MATERIAL PROVIDED:
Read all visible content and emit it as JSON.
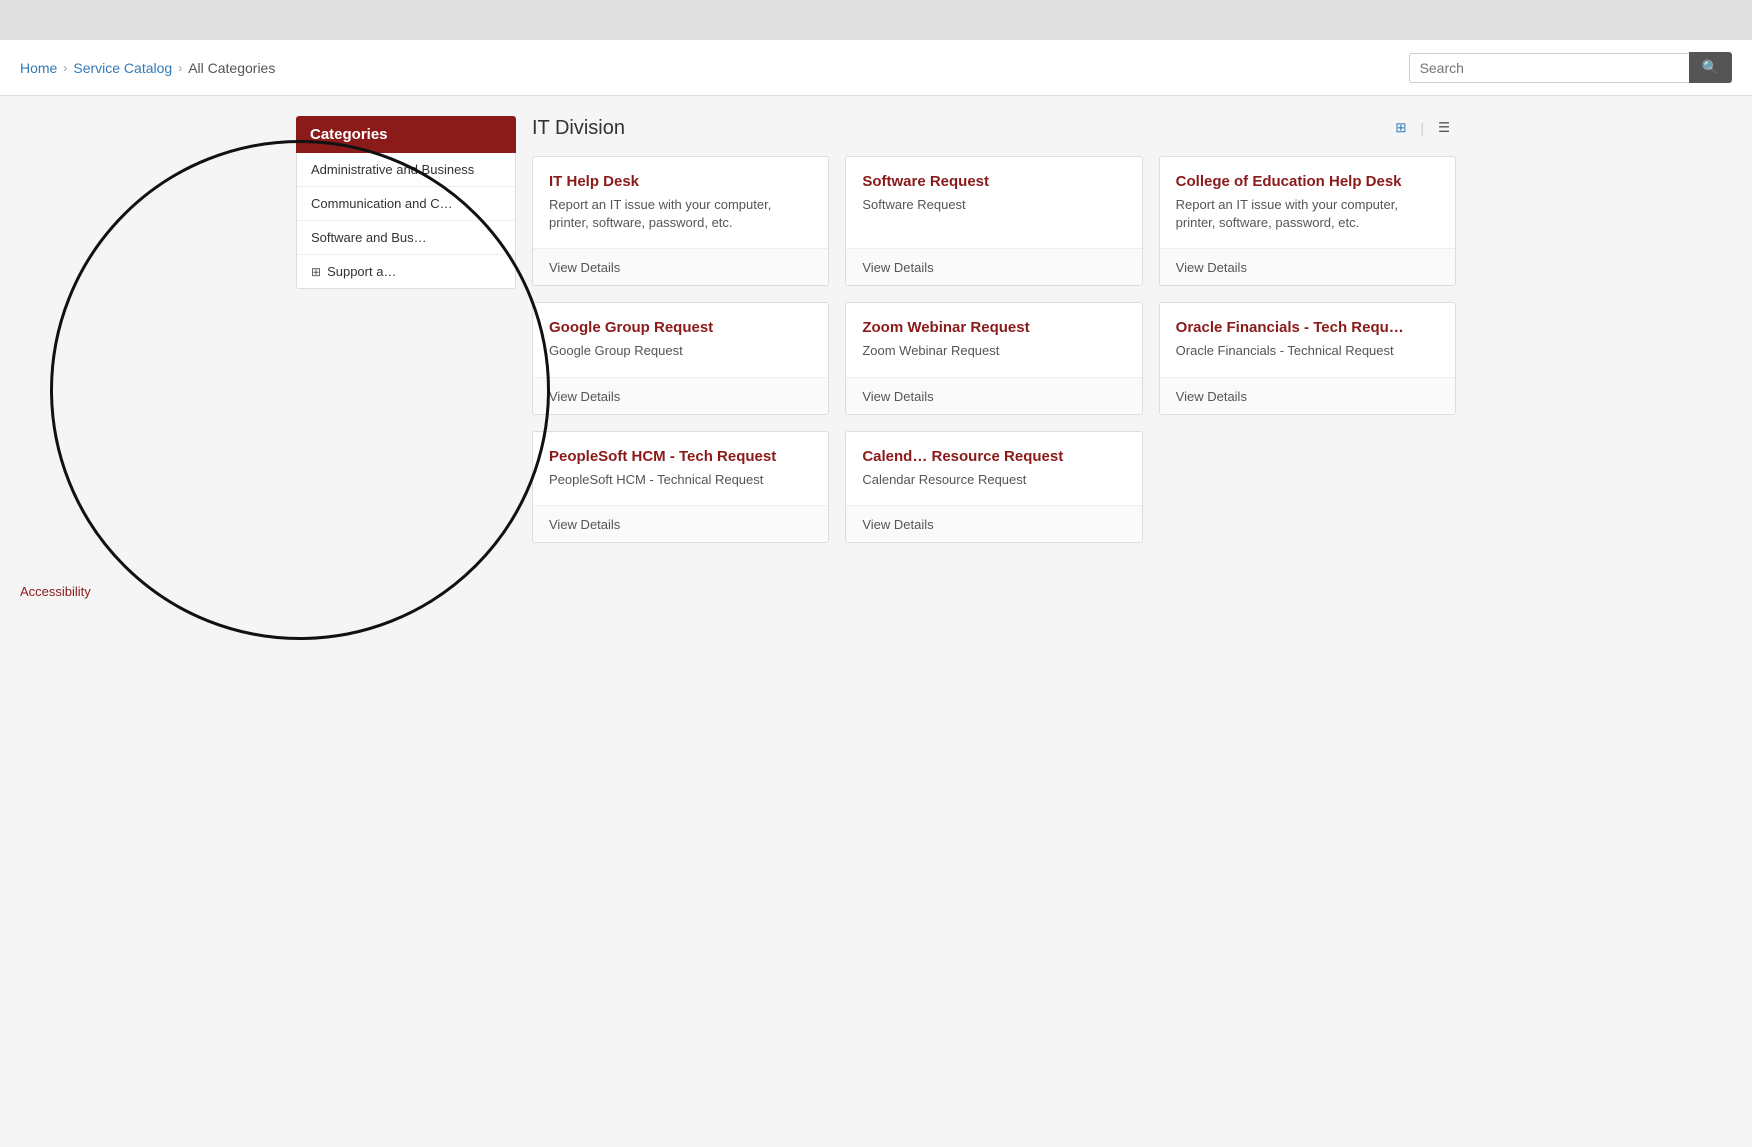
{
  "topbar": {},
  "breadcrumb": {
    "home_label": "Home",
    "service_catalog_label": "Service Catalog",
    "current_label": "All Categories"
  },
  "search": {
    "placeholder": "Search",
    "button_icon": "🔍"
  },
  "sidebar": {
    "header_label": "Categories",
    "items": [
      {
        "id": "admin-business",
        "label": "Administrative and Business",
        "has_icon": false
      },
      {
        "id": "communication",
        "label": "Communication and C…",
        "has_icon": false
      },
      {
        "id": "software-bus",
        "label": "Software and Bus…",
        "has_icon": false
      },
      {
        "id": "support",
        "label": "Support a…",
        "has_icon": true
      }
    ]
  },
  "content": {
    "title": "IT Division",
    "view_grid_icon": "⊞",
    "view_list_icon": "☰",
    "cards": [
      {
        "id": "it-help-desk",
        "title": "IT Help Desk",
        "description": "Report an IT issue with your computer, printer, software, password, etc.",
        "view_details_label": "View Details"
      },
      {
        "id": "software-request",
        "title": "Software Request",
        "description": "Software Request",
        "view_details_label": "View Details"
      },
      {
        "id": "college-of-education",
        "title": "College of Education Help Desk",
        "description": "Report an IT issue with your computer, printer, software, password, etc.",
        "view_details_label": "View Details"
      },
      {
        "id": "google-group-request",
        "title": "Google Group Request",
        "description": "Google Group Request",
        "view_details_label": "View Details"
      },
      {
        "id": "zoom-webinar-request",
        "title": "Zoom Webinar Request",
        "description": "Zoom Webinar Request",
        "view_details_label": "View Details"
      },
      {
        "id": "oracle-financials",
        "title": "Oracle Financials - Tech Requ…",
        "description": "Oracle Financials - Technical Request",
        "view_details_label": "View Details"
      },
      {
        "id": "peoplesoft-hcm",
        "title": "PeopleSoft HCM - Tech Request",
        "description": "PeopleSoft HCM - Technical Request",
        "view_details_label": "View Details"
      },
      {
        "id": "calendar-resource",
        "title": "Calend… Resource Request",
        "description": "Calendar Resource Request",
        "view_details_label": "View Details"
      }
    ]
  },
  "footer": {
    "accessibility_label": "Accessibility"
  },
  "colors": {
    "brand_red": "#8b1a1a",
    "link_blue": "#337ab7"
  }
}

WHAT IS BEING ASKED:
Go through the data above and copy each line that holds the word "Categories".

RESULT FOR THIS TASK:
    "current_label": "All Categories"
    "header_label": "Categories",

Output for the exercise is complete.